Component data from apps and pages:
┌────────
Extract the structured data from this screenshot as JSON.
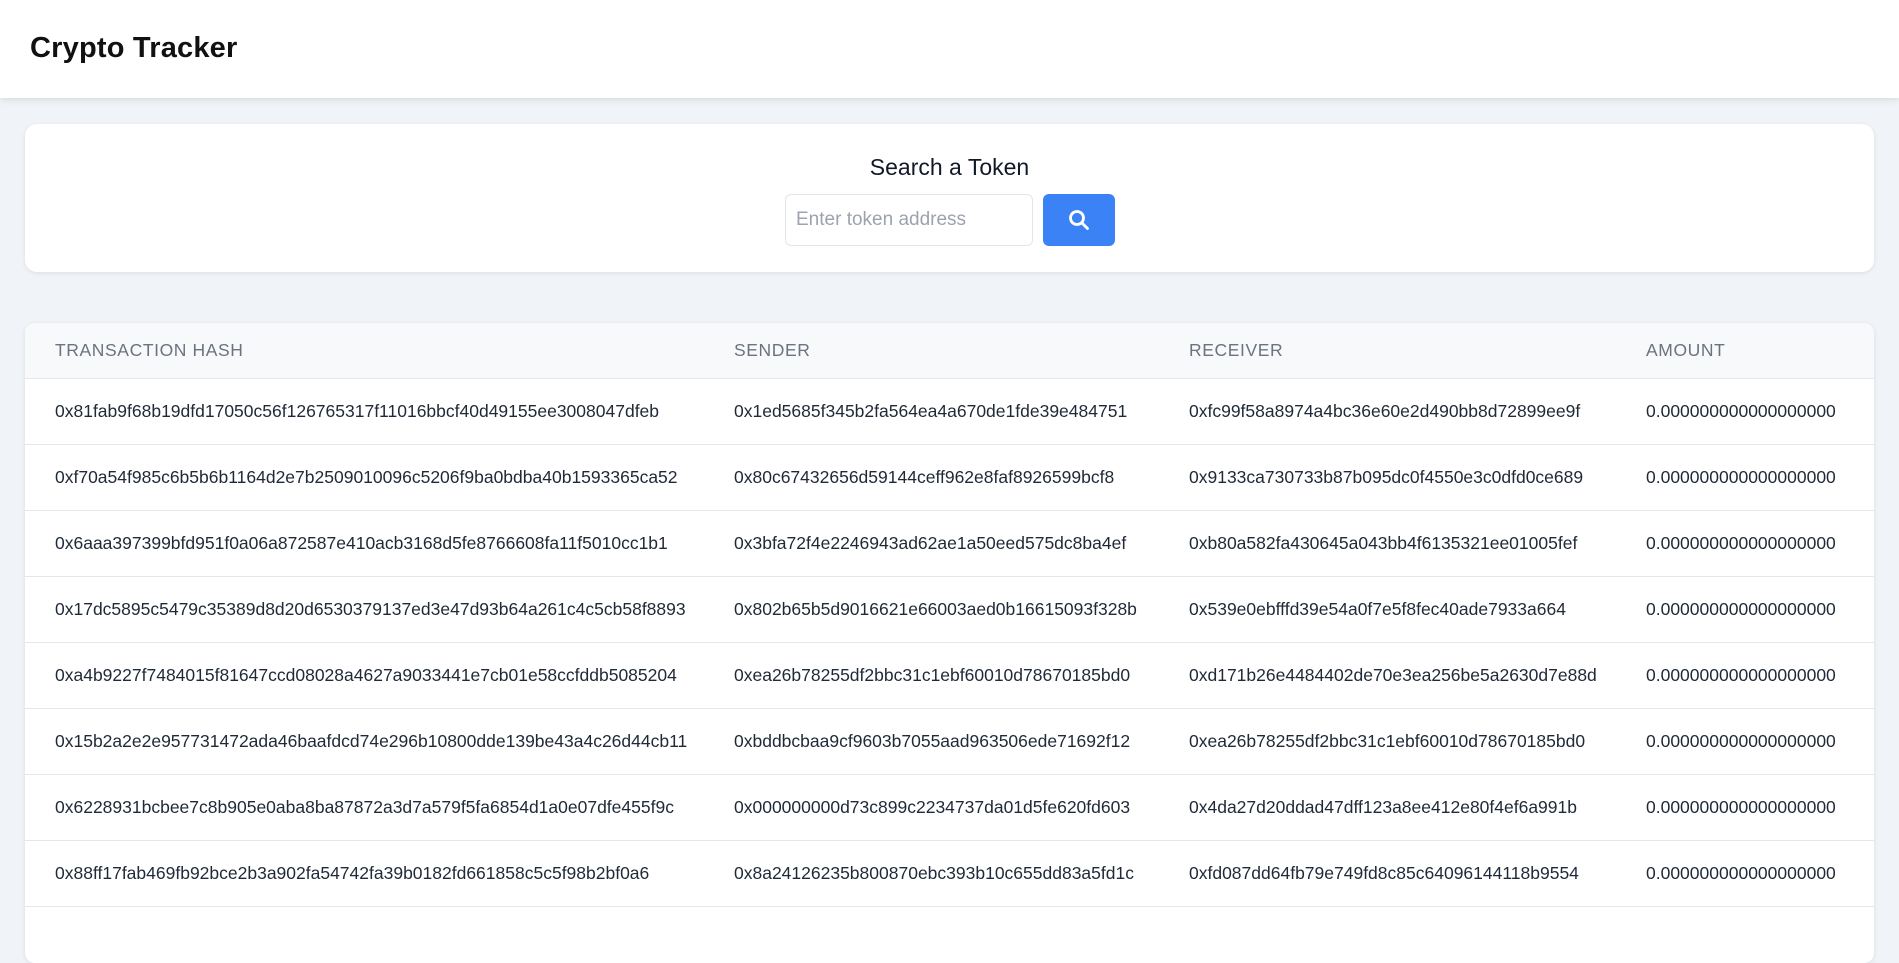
{
  "app": {
    "title": "Crypto Tracker"
  },
  "search": {
    "title": "Search a Token",
    "placeholder": "Enter token address",
    "value": "",
    "button_icon": "search-icon",
    "accent_color": "#3b82f6"
  },
  "table": {
    "columns": [
      "TRANSACTION HASH",
      "SENDER",
      "RECEIVER",
      "AMOUNT"
    ],
    "rows": [
      {
        "hash": "0x81fab9f68b19dfd17050c56f126765317f11016bbcf40d49155ee3008047dfeb",
        "sender": "0x1ed5685f345b2fa564ea4a670de1fde39e484751",
        "receiver": "0xfc99f58a8974a4bc36e60e2d490bb8d72899ee9f",
        "amount": "0.000000000000000000"
      },
      {
        "hash": "0xf70a54f985c6b5b6b1164d2e7b2509010096c5206f9ba0bdba40b1593365ca52",
        "sender": "0x80c67432656d59144ceff962e8faf8926599bcf8",
        "receiver": "0x9133ca730733b87b095dc0f4550e3c0dfd0ce689",
        "amount": "0.000000000000000000"
      },
      {
        "hash": "0x6aaa397399bfd951f0a06a872587e410acb3168d5fe8766608fa11f5010cc1b1",
        "sender": "0x3bfa72f4e2246943ad62ae1a50eed575dc8ba4ef",
        "receiver": "0xb80a582fa430645a043bb4f6135321ee01005fef",
        "amount": "0.000000000000000000"
      },
      {
        "hash": "0x17dc5895c5479c35389d8d20d6530379137ed3e47d93b64a261c4c5cb58f8893",
        "sender": "0x802b65b5d9016621e66003aed0b16615093f328b",
        "receiver": "0x539e0ebfffd39e54a0f7e5f8fec40ade7933a664",
        "amount": "0.000000000000000000"
      },
      {
        "hash": "0xa4b9227f7484015f81647ccd08028a4627a9033441e7cb01e58ccfddb5085204",
        "sender": "0xea26b78255df2bbc31c1ebf60010d78670185bd0",
        "receiver": "0xd171b26e4484402de70e3ea256be5a2630d7e88d",
        "amount": "0.000000000000000000"
      },
      {
        "hash": "0x15b2a2e2e957731472ada46baafdcd74e296b10800dde139be43a4c26d44cb11",
        "sender": "0xbddbcbaa9cf9603b7055aad963506ede71692f12",
        "receiver": "0xea26b78255df2bbc31c1ebf60010d78670185bd0",
        "amount": "0.000000000000000000"
      },
      {
        "hash": "0x6228931bcbee7c8b905e0aba8ba87872a3d7a579f5fa6854d1a0e07dfe455f9c",
        "sender": "0x000000000d73c899c2234737da01d5fe620fd603",
        "receiver": "0x4da27d20ddad47dff123a8ee412e80f4ef6a991b",
        "amount": "0.000000000000000000"
      },
      {
        "hash": "0x88ff17fab469fb92bce2b3a902fa54742fa39b0182fd661858c5c5f98b2bf0a6",
        "sender": "0x8a24126235b800870ebc393b10c655dd83a5fd1c",
        "receiver": "0xfd087dd64fb79e749fd8c85c64096144118b9554",
        "amount": "0.000000000000000000"
      }
    ]
  }
}
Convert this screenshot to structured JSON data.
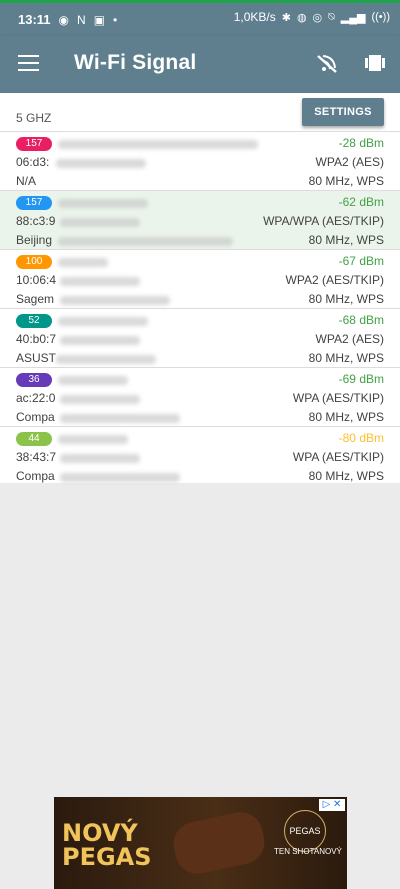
{
  "status_bar": {
    "time": "13:11",
    "net_speed": "1,0KB/s"
  },
  "app_bar": {
    "title": "Wi-Fi Signal"
  },
  "section": {
    "label": "5 GHZ",
    "settings_label": "SETTINGS"
  },
  "networks": [
    {
      "channel": "157",
      "channel_color": "#e91e63",
      "mac": "06:d3:",
      "vendor": "N/A",
      "dbm": "-28 dBm",
      "security": "WPA2 (AES)",
      "band": "80 MHz, WPS",
      "dbm_color": "#43a047"
    },
    {
      "channel": "157",
      "channel_color": "#2196f3",
      "mac": "88:c3:9",
      "vendor": "Beijing",
      "dbm": "-62 dBm",
      "security": "WPA/WPA (AES/TKIP)",
      "band": "80 MHz, WPS",
      "dbm_color": "#43a047"
    },
    {
      "channel": "100",
      "channel_color": "#ff9800",
      "mac": "10:06:4",
      "vendor": "Sagem",
      "dbm": "-67 dBm",
      "security": "WPA2 (AES/TKIP)",
      "band": "80 MHz, WPS",
      "dbm_color": "#43a047"
    },
    {
      "channel": "52",
      "channel_color": "#009688",
      "mac": "40:b0:7",
      "vendor": "ASUST",
      "dbm": "-68 dBm",
      "security": "WPA2 (AES)",
      "band": "80 MHz, WPS",
      "dbm_color": "#43a047"
    },
    {
      "channel": "36",
      "channel_color": "#673ab7",
      "mac": "ac:22:0",
      "vendor": "Compa",
      "dbm": "-69 dBm",
      "security": "WPA (AES/TKIP)",
      "band": "80 MHz, WPS",
      "dbm_color": "#43a047"
    },
    {
      "channel": "44",
      "channel_color": "#8bc34a",
      "mac": "38:43:7",
      "vendor": "Compa",
      "dbm": "-80 dBm",
      "security": "WPA (AES/TKIP)",
      "band": "80 MHz, WPS",
      "dbm_color": "#fbc02d"
    }
  ],
  "ad": {
    "headline_1": "NOVÝ",
    "headline_2": "PEGAS",
    "brand": "PEGAS",
    "tagline": "TEN SHOTANOVÝ",
    "close_label": "▷ ✕"
  }
}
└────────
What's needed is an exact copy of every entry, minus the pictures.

Extract the structured data from this screenshot as JSON.
{
  "app": {
    "title": "Crypto Tracker"
  },
  "search": {
    "title": "Search a Token",
    "placeholder": "Enter token address",
    "value": "",
    "button_icon": "search-icon",
    "accent_color": "#3b82f6"
  },
  "table": {
    "columns": [
      "TRANSACTION HASH",
      "SENDER",
      "RECEIVER",
      "AMOUNT"
    ],
    "rows": [
      {
        "hash": "0x81fab9f68b19dfd17050c56f126765317f11016bbcf40d49155ee3008047dfeb",
        "sender": "0x1ed5685f345b2fa564ea4a670de1fde39e484751",
        "receiver": "0xfc99f58a8974a4bc36e60e2d490bb8d72899ee9f",
        "amount": "0.000000000000000000"
      },
      {
        "hash": "0xf70a54f985c6b5b6b1164d2e7b2509010096c5206f9ba0bdba40b1593365ca52",
        "sender": "0x80c67432656d59144ceff962e8faf8926599bcf8",
        "receiver": "0x9133ca730733b87b095dc0f4550e3c0dfd0ce689",
        "amount": "0.000000000000000000"
      },
      {
        "hash": "0x6aaa397399bfd951f0a06a872587e410acb3168d5fe8766608fa11f5010cc1b1",
        "sender": "0x3bfa72f4e2246943ad62ae1a50eed575dc8ba4ef",
        "receiver": "0xb80a582fa430645a043bb4f6135321ee01005fef",
        "amount": "0.000000000000000000"
      },
      {
        "hash": "0x17dc5895c5479c35389d8d20d6530379137ed3e47d93b64a261c4c5cb58f8893",
        "sender": "0x802b65b5d9016621e66003aed0b16615093f328b",
        "receiver": "0x539e0ebfffd39e54a0f7e5f8fec40ade7933a664",
        "amount": "0.000000000000000000"
      },
      {
        "hash": "0xa4b9227f7484015f81647ccd08028a4627a9033441e7cb01e58ccfddb5085204",
        "sender": "0xea26b78255df2bbc31c1ebf60010d78670185bd0",
        "receiver": "0xd171b26e4484402de70e3ea256be5a2630d7e88d",
        "amount": "0.000000000000000000"
      },
      {
        "hash": "0x15b2a2e2e957731472ada46baafdcd74e296b10800dde139be43a4c26d44cb11",
        "sender": "0xbddbcbaa9cf9603b7055aad963506ede71692f12",
        "receiver": "0xea26b78255df2bbc31c1ebf60010d78670185bd0",
        "amount": "0.000000000000000000"
      },
      {
        "hash": "0x6228931bcbee7c8b905e0aba8ba87872a3d7a579f5fa6854d1a0e07dfe455f9c",
        "sender": "0x000000000d73c899c2234737da01d5fe620fd603",
        "receiver": "0x4da27d20ddad47dff123a8ee412e80f4ef6a991b",
        "amount": "0.000000000000000000"
      },
      {
        "hash": "0x88ff17fab469fb92bce2b3a902fa54742fa39b0182fd661858c5c5f98b2bf0a6",
        "sender": "0x8a24126235b800870ebc393b10c655dd83a5fd1c",
        "receiver": "0xfd087dd64fb79e749fd8c85c64096144118b9554",
        "amount": "0.000000000000000000"
      }
    ]
  }
}
Convert this screenshot to structured JSON data.
{
  "status_bar": {
    "time": "13:11",
    "net_speed": "1,0KB/s"
  },
  "app_bar": {
    "title": "Wi-Fi Signal"
  },
  "section": {
    "label": "5 GHZ",
    "settings_label": "SETTINGS"
  },
  "networks": [
    {
      "channel": "157",
      "channel_color": "#e91e63",
      "mac": "06:d3:",
      "vendor": "N/A",
      "dbm": "-28 dBm",
      "security": "WPA2 (AES)",
      "band": "80 MHz, WPS",
      "dbm_color": "#43a047"
    },
    {
      "channel": "157",
      "channel_color": "#2196f3",
      "mac": "88:c3:9",
      "vendor": "Beijing",
      "dbm": "-62 dBm",
      "security": "WPA/WPA (AES/TKIP)",
      "band": "80 MHz, WPS",
      "dbm_color": "#43a047"
    },
    {
      "channel": "100",
      "channel_color": "#ff9800",
      "mac": "10:06:4",
      "vendor": "Sagem",
      "dbm": "-67 dBm",
      "security": "WPA2 (AES/TKIP)",
      "band": "80 MHz, WPS",
      "dbm_color": "#43a047"
    },
    {
      "channel": "52",
      "channel_color": "#009688",
      "mac": "40:b0:7",
      "vendor": "ASUST",
      "dbm": "-68 dBm",
      "security": "WPA2 (AES)",
      "band": "80 MHz, WPS",
      "dbm_color": "#43a047"
    },
    {
      "channel": "36",
      "channel_color": "#673ab7",
      "mac": "ac:22:0",
      "vendor": "Compa",
      "dbm": "-69 dBm",
      "security": "WPA (AES/TKIP)",
      "band": "80 MHz, WPS",
      "dbm_color": "#43a047"
    },
    {
      "channel": "44",
      "channel_color": "#8bc34a",
      "mac": "38:43:7",
      "vendor": "Compa",
      "dbm": "-80 dBm",
      "security": "WPA (AES/TKIP)",
      "band": "80 MHz, WPS",
      "dbm_color": "#fbc02d"
    }
  ],
  "ad": {
    "headline_1": "NOVÝ",
    "headline_2": "PEGAS",
    "brand": "PEGAS",
    "tagline": "TEN SHOTANOVÝ",
    "close_label": "▷ ✕"
  }
}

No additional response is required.